OTTAWA — A former Conservative cabinet minister who began a new political party says his defamation suit against a prominent political commentator and strategist should be allowed to proceed.

OTTAWA — A former Conservative cabinet minister who began a new political party says his defamation suit against a prominent political commentator and strategist should be allowed to proceed. 

People's Party of Canada Leader Maxime Bernier alleges Warren Kinsella repeatedly branded him as a racist in articles, blog posts and on social media in the run-up to the October 2019 federal election. 

David Shiller, a lawyer for Kinsella, is arguing in Ontario Superior Court the suit from Bernier is a strategic action intended to silence expression in the public interest. 

Strategic lawsuits against public participation — known as SLAPPs — are levied against people or organizations that take a position on an issue, with the aim of limiting their free speech.

Shiller told the court in June that Kinsella's style is caustic and direct, but that does not mean his speech or expression is entitled to any less protection.

Andre Marin, a lawyer for Bernier, said in response Monday that Kinsella is trying to avoid the grip of the legal system. 

Kinsella is relying on anti-SLAPP provisions to deny Bernier his right to a trial on the merits of the case, Marin told the court Monday.

"This naked motion is an abuse of the court's process.
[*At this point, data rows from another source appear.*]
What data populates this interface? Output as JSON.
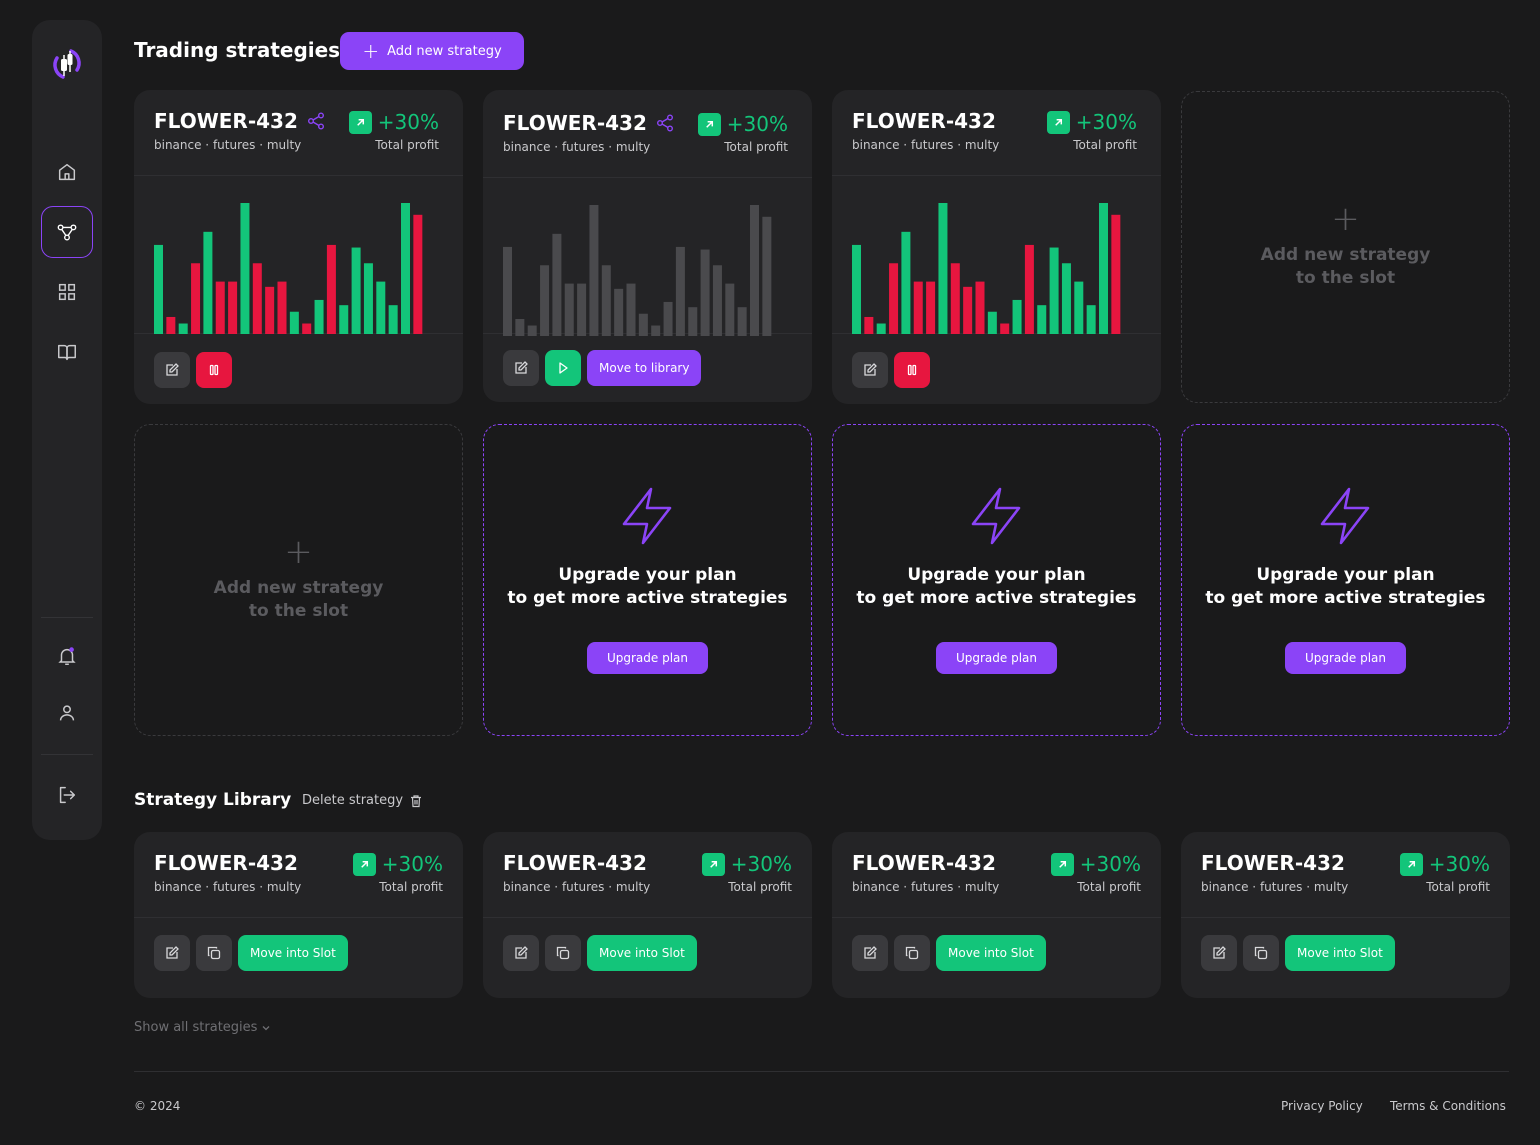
{
  "colors": {
    "accent": "#8b44f7",
    "up": "#13c57a",
    "down": "#e7163f",
    "neutral": "#4a4a4d",
    "bg": "#1a1a1b",
    "card": "#242426"
  },
  "header": {
    "title": "Trading strategies",
    "add_label": "Add new strategy"
  },
  "active_strategies": [
    {
      "name": "FLOWER-432",
      "meta": "binance · futures · multy",
      "profit": "+30%",
      "profit_label": "Total profit",
      "shared": true,
      "state": "running",
      "bars": [
        {
          "v": 0.68,
          "up": true
        },
        {
          "v": 0.13,
          "up": false
        },
        {
          "v": 0.08,
          "up": true
        },
        {
          "v": 0.54,
          "up": false
        },
        {
          "v": 0.78,
          "up": true
        },
        {
          "v": 0.4,
          "up": false
        },
        {
          "v": 0.4,
          "up": false
        },
        {
          "v": 1.0,
          "up": true
        },
        {
          "v": 0.54,
          "up": false
        },
        {
          "v": 0.36,
          "up": false
        },
        {
          "v": 0.4,
          "up": false
        },
        {
          "v": 0.17,
          "up": true
        },
        {
          "v": 0.08,
          "up": false
        },
        {
          "v": 0.26,
          "up": true
        },
        {
          "v": 0.68,
          "up": false
        },
        {
          "v": 0.22,
          "up": true
        },
        {
          "v": 0.66,
          "up": true
        },
        {
          "v": 0.54,
          "up": true
        },
        {
          "v": 0.4,
          "up": true
        },
        {
          "v": 0.22,
          "up": true
        },
        {
          "v": 1.0,
          "up": true
        },
        {
          "v": 0.91,
          "up": false
        }
      ]
    },
    {
      "name": "FLOWER-432",
      "meta": "binance · futures · multy",
      "profit": "+30%",
      "profit_label": "Total profit",
      "shared": true,
      "state": "stopped",
      "move_label": "Move to library",
      "bars": [
        {
          "v": 0.68,
          "up": true
        },
        {
          "v": 0.13,
          "up": false
        },
        {
          "v": 0.08,
          "up": true
        },
        {
          "v": 0.54,
          "up": false
        },
        {
          "v": 0.78,
          "up": true
        },
        {
          "v": 0.4,
          "up": false
        },
        {
          "v": 0.4,
          "up": false
        },
        {
          "v": 1.0,
          "up": true
        },
        {
          "v": 0.54,
          "up": false
        },
        {
          "v": 0.36,
          "up": false
        },
        {
          "v": 0.4,
          "up": false
        },
        {
          "v": 0.17,
          "up": true
        },
        {
          "v": 0.08,
          "up": false
        },
        {
          "v": 0.26,
          "up": true
        },
        {
          "v": 0.68,
          "up": false
        },
        {
          "v": 0.22,
          "up": true
        },
        {
          "v": 0.66,
          "up": true
        },
        {
          "v": 0.54,
          "up": true
        },
        {
          "v": 0.4,
          "up": true
        },
        {
          "v": 0.22,
          "up": true
        },
        {
          "v": 1.0,
          "up": true
        },
        {
          "v": 0.91,
          "up": false
        }
      ]
    },
    {
      "name": "FLOWER-432",
      "meta": "binance · futures · multy",
      "profit": "+30%",
      "profit_label": "Total profit",
      "shared": false,
      "state": "running",
      "bars": [
        {
          "v": 0.68,
          "up": true
        },
        {
          "v": 0.13,
          "up": false
        },
        {
          "v": 0.08,
          "up": true
        },
        {
          "v": 0.54,
          "up": false
        },
        {
          "v": 0.78,
          "up": true
        },
        {
          "v": 0.4,
          "up": false
        },
        {
          "v": 0.4,
          "up": false
        },
        {
          "v": 1.0,
          "up": true
        },
        {
          "v": 0.54,
          "up": false
        },
        {
          "v": 0.36,
          "up": false
        },
        {
          "v": 0.4,
          "up": false
        },
        {
          "v": 0.17,
          "up": true
        },
        {
          "v": 0.08,
          "up": false
        },
        {
          "v": 0.26,
          "up": true
        },
        {
          "v": 0.68,
          "up": false
        },
        {
          "v": 0.22,
          "up": true
        },
        {
          "v": 0.66,
          "up": true
        },
        {
          "v": 0.54,
          "up": true
        },
        {
          "v": 0.4,
          "up": true
        },
        {
          "v": 0.22,
          "up": true
        },
        {
          "v": 1.0,
          "up": true
        },
        {
          "v": 0.91,
          "up": false
        }
      ]
    }
  ],
  "empty_slot": {
    "line1": "Add new strategy",
    "line2": "to the slot"
  },
  "upgrade_slot": {
    "line1": "Upgrade your plan",
    "line2": "to get more active strategies",
    "button": "Upgrade plan"
  },
  "library": {
    "title": "Strategy Library",
    "delete_label": "Delete strategy",
    "items": [
      {
        "name": "FLOWER-432",
        "meta": "binance · futures · multy",
        "profit": "+30%",
        "profit_label": "Total profit",
        "move_label": "Move into Slot"
      },
      {
        "name": "FLOWER-432",
        "meta": "binance · futures · multy",
        "profit": "+30%",
        "profit_label": "Total profit",
        "move_label": "Move into Slot"
      },
      {
        "name": "FLOWER-432",
        "meta": "binance · futures · multy",
        "profit": "+30%",
        "profit_label": "Total profit",
        "move_label": "Move into Slot"
      },
      {
        "name": "FLOWER-432",
        "meta": "binance · futures · multy",
        "profit": "+30%",
        "profit_label": "Total profit",
        "move_label": "Move into Slot"
      }
    ],
    "show_all": "Show all strategies"
  },
  "footer": {
    "copyright": "© 2024",
    "privacy": "Privacy Policy",
    "terms": "Terms & Conditions"
  }
}
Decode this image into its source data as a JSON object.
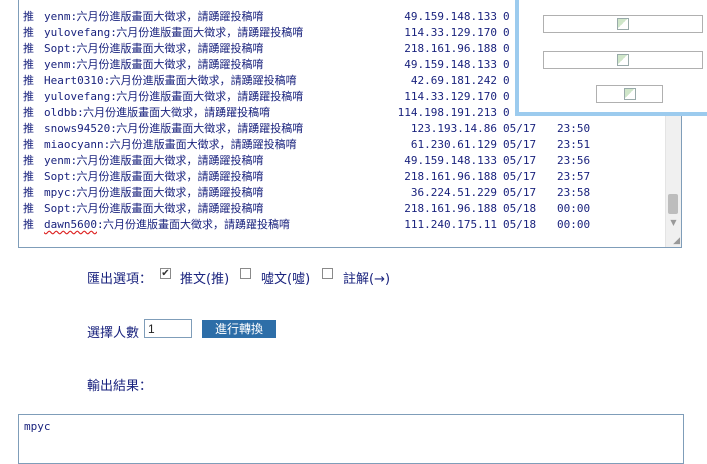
{
  "comments": [
    {
      "tag": "推",
      "user": "yenm",
      "msg": "六月份進版畫面大徵求，請踴躍投稿唷",
      "ip": "49.159.148.133",
      "date": "0",
      "time": ""
    },
    {
      "tag": "推",
      "user": "yulovefang",
      "msg": "六月份進版畫面大徵求，請踴躍投稿唷",
      "ip": "114.33.129.170",
      "date": "0",
      "time": ""
    },
    {
      "tag": "推",
      "user": "Sopt",
      "msg": "六月份進版畫面大徵求，請踴躍投稿唷",
      "ip": "218.161.96.188",
      "date": "0",
      "time": ""
    },
    {
      "tag": "推",
      "user": "yenm",
      "msg": "六月份進版畫面大徵求，請踴躍投稿唷",
      "ip": "49.159.148.133",
      "date": "0",
      "time": ""
    },
    {
      "tag": "推",
      "user": "Heart0310",
      "msg": "六月份進版畫面大徵求，請踴躍投稿唷",
      "ip": "42.69.181.242",
      "date": "0",
      "time": ""
    },
    {
      "tag": "推",
      "user": "yulovefang",
      "msg": "六月份進版畫面大徵求，請踴躍投稿唷",
      "ip": "114.33.129.170",
      "date": "0",
      "time": ""
    },
    {
      "tag": "推",
      "user": "oldbb",
      "msg": "六月份進版畫面大徵求，請踴躍投稿唷",
      "ip": "114.198.191.213",
      "date": "0",
      "time": ""
    },
    {
      "tag": "推",
      "user": "snows94520",
      "msg": "六月份進版畫面大徵求，請踴躍投稿唷",
      "ip": "123.193.14.86",
      "date": "05/17",
      "time": "23:50"
    },
    {
      "tag": "推",
      "user": "miaocyann",
      "msg": "六月份進版畫面大徵求，請踴躍投稿唷",
      "ip": "61.230.61.129",
      "date": "05/17",
      "time": "23:51"
    },
    {
      "tag": "推",
      "user": "yenm",
      "msg": "六月份進版畫面大徵求，請踴躍投稿唷",
      "ip": "49.159.148.133",
      "date": "05/17",
      "time": "23:56"
    },
    {
      "tag": "推",
      "user": "Sopt",
      "msg": "六月份進版畫面大徵求，請踴躍投稿唷",
      "ip": "218.161.96.188",
      "date": "05/17",
      "time": "23:57"
    },
    {
      "tag": "推",
      "user": "mpyc",
      "msg": "六月份進版畫面大徵求，請踴躍投稿唷",
      "ip": "36.224.51.229",
      "date": "05/17",
      "time": "23:58"
    },
    {
      "tag": "推",
      "user": "Sopt",
      "msg": "六月份進版畫面大徵求，請踴躍投稿唷",
      "ip": "218.161.96.188",
      "date": "05/18",
      "time": "00:00"
    },
    {
      "tag": "推",
      "user": "dawn5600",
      "msg": "六月份進版畫面大徵求，請踴躍投稿唷",
      "ip": "111.240.175.11",
      "date": "05/18",
      "time": "00:00"
    }
  ],
  "export_options": {
    "label": "匯出選項：",
    "push_label": "推文(推)",
    "push_checked": true,
    "boo_label": "噓文(噓)",
    "boo_checked": false,
    "note_label": "註解(→)",
    "note_checked": false
  },
  "select": {
    "label": "選擇人數",
    "count": "1",
    "button_label": "進行轉換"
  },
  "output": {
    "label": "輸出結果：",
    "result": "mpyc"
  },
  "icons": {
    "broken_image": "broken-image-icon",
    "check": "✔",
    "scroll_down": "▼",
    "resize_grip": "◢"
  },
  "colors": {
    "text": "#1a237e",
    "button": "#2d6ea8",
    "overlay_border": "#9ccbee"
  }
}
It's all sizzle but no steak," Marin said.

"Mr. Kinsella, obviously, is terrified, and rightfully so, heading to trial without evidence that Mr. Bernier is racist."

After hearing arguments from each side, Justice Calum MacLeod said he would rule at a later date whether the action can continue.

Ontario's anti-SLAPP provisions place an initial burden on the defendant in a lawsuit to satisfy a judge that the proceeding arises from an expression relating to a matter of public interest. 

The onus then shifts to the plaintiff, in this case Bernier, who must show there are grounds to believe the lawsuit has substantial merit and the defendant has no valid defence. 

The plaintiff must also demonstrate that the harm suffered, and the public interest in allowing the proceeding to continue, outweigh the public interest in safeguarding the expression. 

Bernier was a high-profile member of the Conservative party before founding the upstart People's Party, which failed to win a seat in the 2019 election. 

Bernier indirectly attributed his performance and that of his fledgling party to what he characterized as Kinsella's repeated attacks, according to a statement of claim filed last year. 

The claim also alleged the remarks in question were made in the context of a broader effort to publicly discredit Bernier. 

Kinsella's Daisy Consulting Group had been paid by a lawyer who was a member of the Conservative Party to run an anti-Bernier public relations campaign for a six-week period ending June 29, 2019. Kinsella says Daisy was already engaged in such work in any event, and did not take any direction from the lawyer or submit any work for his review.

While campaigning as People's Party leader, Bernier spoke out against what he called "extreme multiculturalism," saying Canadians don't need legislation to tell them who they are. He promised to drastically reduce immigration as a way of ensuring newcomers can effectively integrate.

Shiller said Monday that Bernier cannot show he suffered harm because of anything Kinsella wrote about him.

In arguments last month, Shiller stressed the importance of public comment on someone running for high political office, saying it "weighs very, very heavily. I'm not going to go as far as to say that it can never be outweighed, but it's a heavy stone on the scale." 

He denounced the notion of a political candidate being able to put forward extreme views "in couched language and dog whistles and the like, and no one's allowed to call you out on it."

This report by The Canadian Press was first published July 26, 2021.

Jim Bronskill, The Canadian Press